The new entrance to the Brooklyn Museum is one of the most welcoming public spaces that I've ever experienced. Walking in, you feel like the landscape and architecture are hugging you, inviting you in to linger outside, to look around at and maybe meet other people, and to stay awhile. All of the designers got what Brooklyn is about. It's a space for people. A space to let people move among their neighbors, that carries over from the same populist spirit embodied in our Park's long meadow and our garden's cherry blossom esplanade.
Herbert Mushcamp gives a very good review of the architecture in the NY Times, discussing the Polshek designed glass front and steps, the Judith Heintz landscape architecture and WET design dancing waters. He describes the new "glass steps" as a waterfall cascading from the original McKim Meade & White entranceway into the new amphiteater space created by the stone steps on the left and curved grass steps in the front. The review, written before the space was unleashed on the people, predicts that it's all about access and use. But, you can't truly experience that concept until you've moved through it.
After sitting for a few minutes on the grass steps while my son was busy slupring up an Italian Ice, grinning cheek to cheek with the excitement in the air, I began to quickly feel like this place reminded me of someplace else I had been. In looking around at the people I couldn't believe how many people were here, but I also couldn't believe how un-crowded it felt. Amazingly, the sound of street traffic on Eastern Parkway seemed to be unnoticable and nothing but the sound of dancing waters and people filled the air. I started getting deja vus of being in a Roman space. Then, looking up at the suspended glass entranceway, I began to think of the ways that this space was reminiscent of Roman theater design. The suspended glass made me think of the canvas sails that would be pulled over theaters like the Roman Colloseum to provide shade for the spectators. Looking back at the grass steps and the higher stone steps facing the fountain you begin to feel the effect of this kind of design. It's very successful in making you feel welcome to the museum as a civic place as much as a place for art and education.

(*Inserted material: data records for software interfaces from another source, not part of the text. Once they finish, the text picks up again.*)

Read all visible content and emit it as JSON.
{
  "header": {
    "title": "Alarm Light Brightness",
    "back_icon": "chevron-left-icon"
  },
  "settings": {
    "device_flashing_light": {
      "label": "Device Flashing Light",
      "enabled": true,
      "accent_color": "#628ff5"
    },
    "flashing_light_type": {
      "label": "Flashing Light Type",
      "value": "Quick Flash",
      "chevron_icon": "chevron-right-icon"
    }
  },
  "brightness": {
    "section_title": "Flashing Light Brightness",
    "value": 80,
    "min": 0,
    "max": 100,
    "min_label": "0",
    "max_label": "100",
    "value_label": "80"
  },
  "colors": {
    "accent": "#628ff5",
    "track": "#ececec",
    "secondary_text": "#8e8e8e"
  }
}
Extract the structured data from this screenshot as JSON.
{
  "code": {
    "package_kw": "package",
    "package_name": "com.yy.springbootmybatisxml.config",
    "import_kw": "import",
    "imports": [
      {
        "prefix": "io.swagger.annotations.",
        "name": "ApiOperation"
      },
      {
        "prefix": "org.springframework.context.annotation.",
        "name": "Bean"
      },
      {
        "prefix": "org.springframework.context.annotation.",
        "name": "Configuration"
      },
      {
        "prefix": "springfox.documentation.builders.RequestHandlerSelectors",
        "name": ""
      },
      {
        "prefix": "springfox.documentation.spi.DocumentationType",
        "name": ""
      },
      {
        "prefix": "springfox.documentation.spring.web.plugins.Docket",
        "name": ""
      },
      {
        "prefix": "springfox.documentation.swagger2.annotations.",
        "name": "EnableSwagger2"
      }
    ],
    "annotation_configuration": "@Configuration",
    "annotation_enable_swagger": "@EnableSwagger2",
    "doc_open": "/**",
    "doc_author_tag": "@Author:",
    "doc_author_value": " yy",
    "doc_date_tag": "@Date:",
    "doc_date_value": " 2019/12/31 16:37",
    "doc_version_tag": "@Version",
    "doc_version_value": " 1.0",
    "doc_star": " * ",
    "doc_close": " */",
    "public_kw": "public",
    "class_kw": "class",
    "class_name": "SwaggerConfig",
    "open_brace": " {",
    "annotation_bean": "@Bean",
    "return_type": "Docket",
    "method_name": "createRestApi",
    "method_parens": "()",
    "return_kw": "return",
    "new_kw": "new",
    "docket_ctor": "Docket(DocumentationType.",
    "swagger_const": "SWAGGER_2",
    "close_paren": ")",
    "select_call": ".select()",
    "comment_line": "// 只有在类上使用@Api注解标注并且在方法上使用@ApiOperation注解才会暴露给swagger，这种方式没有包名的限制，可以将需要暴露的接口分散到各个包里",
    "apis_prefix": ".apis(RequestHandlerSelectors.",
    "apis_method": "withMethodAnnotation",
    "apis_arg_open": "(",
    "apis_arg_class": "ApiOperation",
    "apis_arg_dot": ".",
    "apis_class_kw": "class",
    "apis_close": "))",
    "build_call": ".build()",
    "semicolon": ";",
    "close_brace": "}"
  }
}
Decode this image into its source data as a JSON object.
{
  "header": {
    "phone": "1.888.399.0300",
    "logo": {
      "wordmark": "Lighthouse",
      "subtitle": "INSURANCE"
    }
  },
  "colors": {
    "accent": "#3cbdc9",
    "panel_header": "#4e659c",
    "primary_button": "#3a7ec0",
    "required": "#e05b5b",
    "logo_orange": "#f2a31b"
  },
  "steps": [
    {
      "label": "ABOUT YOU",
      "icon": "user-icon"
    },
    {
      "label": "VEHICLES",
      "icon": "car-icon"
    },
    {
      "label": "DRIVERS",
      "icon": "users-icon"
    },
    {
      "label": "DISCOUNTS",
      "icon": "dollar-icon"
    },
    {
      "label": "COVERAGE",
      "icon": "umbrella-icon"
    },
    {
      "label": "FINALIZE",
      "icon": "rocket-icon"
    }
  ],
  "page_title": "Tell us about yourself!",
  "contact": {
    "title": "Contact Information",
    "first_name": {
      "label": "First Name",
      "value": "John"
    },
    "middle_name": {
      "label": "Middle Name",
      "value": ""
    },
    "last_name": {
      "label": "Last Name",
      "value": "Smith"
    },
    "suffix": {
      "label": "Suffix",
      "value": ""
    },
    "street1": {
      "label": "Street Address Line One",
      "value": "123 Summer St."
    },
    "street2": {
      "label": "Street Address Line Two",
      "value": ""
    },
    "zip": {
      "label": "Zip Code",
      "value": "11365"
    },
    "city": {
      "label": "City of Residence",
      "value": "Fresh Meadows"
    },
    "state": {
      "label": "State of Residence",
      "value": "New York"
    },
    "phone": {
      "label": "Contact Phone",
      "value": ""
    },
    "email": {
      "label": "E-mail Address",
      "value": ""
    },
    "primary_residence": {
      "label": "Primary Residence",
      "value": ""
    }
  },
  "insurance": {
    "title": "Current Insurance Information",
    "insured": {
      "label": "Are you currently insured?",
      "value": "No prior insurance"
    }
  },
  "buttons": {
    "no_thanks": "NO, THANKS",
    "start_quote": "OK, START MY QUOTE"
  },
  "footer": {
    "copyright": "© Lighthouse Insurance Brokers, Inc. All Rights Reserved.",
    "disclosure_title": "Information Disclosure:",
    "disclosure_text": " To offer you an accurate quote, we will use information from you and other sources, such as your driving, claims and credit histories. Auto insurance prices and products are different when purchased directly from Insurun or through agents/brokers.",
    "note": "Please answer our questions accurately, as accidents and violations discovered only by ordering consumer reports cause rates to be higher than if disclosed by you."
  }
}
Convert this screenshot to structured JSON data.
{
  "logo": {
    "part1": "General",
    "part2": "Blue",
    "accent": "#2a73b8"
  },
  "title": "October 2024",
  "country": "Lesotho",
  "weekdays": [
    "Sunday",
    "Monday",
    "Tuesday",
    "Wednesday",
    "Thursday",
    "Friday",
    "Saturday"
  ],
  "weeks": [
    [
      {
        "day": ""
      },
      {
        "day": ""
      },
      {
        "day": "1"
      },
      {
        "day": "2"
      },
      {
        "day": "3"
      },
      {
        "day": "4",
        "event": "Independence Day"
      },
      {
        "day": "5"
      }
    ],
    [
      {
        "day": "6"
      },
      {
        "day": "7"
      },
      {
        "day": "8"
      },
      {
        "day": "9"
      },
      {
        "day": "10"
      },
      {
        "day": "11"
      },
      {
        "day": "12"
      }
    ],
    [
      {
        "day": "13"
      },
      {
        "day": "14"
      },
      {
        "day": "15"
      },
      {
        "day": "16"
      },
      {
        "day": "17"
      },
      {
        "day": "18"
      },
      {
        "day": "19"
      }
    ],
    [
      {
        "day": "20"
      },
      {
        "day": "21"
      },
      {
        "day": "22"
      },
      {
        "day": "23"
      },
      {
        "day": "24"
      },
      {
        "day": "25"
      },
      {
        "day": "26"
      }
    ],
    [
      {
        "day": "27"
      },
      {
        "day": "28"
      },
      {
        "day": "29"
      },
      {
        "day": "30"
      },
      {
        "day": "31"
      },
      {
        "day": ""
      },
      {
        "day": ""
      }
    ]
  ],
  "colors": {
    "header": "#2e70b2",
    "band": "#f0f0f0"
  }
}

What's most exciting about the space, however, is the dancing waters fountain. When we visited on Sunday, the weather was in the 70's, but there was a cool breeze. This didn't stop all the kids that were there from running back and forth screaming as the fountain shot up and sprayed them in the chilly waters. If you looked back at all the parents and other adults watching with huge smiles from the theater steps as the kids squealed with delight, you had to think that this was one of the best outcomes of this entranceway. I don't know if the museum had this use in mind, but these kids were so happy. The museum administration has to feel good about giving that to Brooklyn. It makes my eyes well up when I think of how amazingly free and alive they all were yesterday, dancing through the cold water.
So if you plan to make it to Brooklyn, plan on hanging out at the Museum. They promise to provide a cafe in the winter garden glass atrium (with WiFi?) some day. And if it's a summer day and the fountain is on, bring some extra clothes and water shoes for your kids!